Your objective -
What lines in the listing below hold the string "subtitle"? Please copy them out.

□ □ □ □ □ □ □

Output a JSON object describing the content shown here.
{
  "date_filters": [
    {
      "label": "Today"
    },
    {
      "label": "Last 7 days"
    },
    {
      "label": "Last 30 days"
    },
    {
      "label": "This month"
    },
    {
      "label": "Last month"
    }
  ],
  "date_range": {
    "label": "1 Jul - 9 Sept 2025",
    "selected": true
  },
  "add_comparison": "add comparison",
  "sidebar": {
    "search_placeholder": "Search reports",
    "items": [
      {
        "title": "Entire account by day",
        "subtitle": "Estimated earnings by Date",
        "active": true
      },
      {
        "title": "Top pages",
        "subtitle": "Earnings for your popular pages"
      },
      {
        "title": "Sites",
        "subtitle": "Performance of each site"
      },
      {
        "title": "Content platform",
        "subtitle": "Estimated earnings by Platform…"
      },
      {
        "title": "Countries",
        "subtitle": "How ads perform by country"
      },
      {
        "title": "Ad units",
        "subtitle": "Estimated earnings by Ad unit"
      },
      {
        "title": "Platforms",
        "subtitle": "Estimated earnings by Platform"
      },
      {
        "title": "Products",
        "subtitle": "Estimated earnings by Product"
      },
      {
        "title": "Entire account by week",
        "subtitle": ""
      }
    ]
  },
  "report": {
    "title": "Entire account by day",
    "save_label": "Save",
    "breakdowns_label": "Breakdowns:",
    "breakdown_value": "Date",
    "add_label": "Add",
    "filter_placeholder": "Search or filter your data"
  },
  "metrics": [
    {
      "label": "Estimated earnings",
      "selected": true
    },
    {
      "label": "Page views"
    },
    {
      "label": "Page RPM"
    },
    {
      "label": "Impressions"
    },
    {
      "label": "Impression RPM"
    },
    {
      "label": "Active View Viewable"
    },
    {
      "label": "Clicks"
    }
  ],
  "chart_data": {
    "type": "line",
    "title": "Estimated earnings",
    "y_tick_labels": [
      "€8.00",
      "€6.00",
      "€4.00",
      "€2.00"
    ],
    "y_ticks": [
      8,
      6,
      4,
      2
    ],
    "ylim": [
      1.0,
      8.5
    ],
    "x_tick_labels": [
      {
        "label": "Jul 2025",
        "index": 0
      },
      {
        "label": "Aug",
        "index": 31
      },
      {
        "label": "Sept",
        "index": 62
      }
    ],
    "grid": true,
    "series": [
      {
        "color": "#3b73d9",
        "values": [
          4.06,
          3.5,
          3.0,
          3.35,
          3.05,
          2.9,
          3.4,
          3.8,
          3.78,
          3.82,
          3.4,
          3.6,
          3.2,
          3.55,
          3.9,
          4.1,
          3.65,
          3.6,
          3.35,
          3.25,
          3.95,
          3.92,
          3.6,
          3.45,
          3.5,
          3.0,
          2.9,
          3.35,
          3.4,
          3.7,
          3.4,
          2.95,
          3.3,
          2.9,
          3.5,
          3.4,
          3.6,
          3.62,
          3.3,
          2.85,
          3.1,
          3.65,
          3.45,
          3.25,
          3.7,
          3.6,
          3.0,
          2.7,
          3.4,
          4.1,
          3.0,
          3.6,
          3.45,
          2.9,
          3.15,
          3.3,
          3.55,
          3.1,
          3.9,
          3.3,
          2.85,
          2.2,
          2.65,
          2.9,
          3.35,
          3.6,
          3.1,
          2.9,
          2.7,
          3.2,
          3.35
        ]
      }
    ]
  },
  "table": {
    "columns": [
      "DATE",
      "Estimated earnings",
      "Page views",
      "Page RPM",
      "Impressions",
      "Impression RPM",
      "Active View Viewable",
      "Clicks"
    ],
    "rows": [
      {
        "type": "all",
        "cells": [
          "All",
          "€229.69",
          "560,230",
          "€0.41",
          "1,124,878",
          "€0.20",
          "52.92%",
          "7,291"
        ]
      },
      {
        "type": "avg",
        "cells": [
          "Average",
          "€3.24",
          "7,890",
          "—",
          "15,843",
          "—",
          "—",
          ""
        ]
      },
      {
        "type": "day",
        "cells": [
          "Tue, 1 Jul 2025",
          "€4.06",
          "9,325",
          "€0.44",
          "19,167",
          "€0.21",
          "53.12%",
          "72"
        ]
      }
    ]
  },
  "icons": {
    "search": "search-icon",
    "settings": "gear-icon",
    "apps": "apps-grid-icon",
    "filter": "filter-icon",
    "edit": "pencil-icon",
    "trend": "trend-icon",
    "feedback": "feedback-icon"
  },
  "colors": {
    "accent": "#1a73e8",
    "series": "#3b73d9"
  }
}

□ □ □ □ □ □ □

Answer box -
        "subtitle": "Estimated earnings by Date",
        "subtitle": "Earnings for your popular pages"
        "subtitle": "Performance of each site"
        "subtitle": "Estimated earnings by Platform…"
        "subtitle": "How ads perform by country"
        "subtitle": "Estimated earnings by Ad unit"
        "subtitle": "Estimated earnings by Platform"
        "subtitle": "Estimated earnings by Product"
        "subtitle": ""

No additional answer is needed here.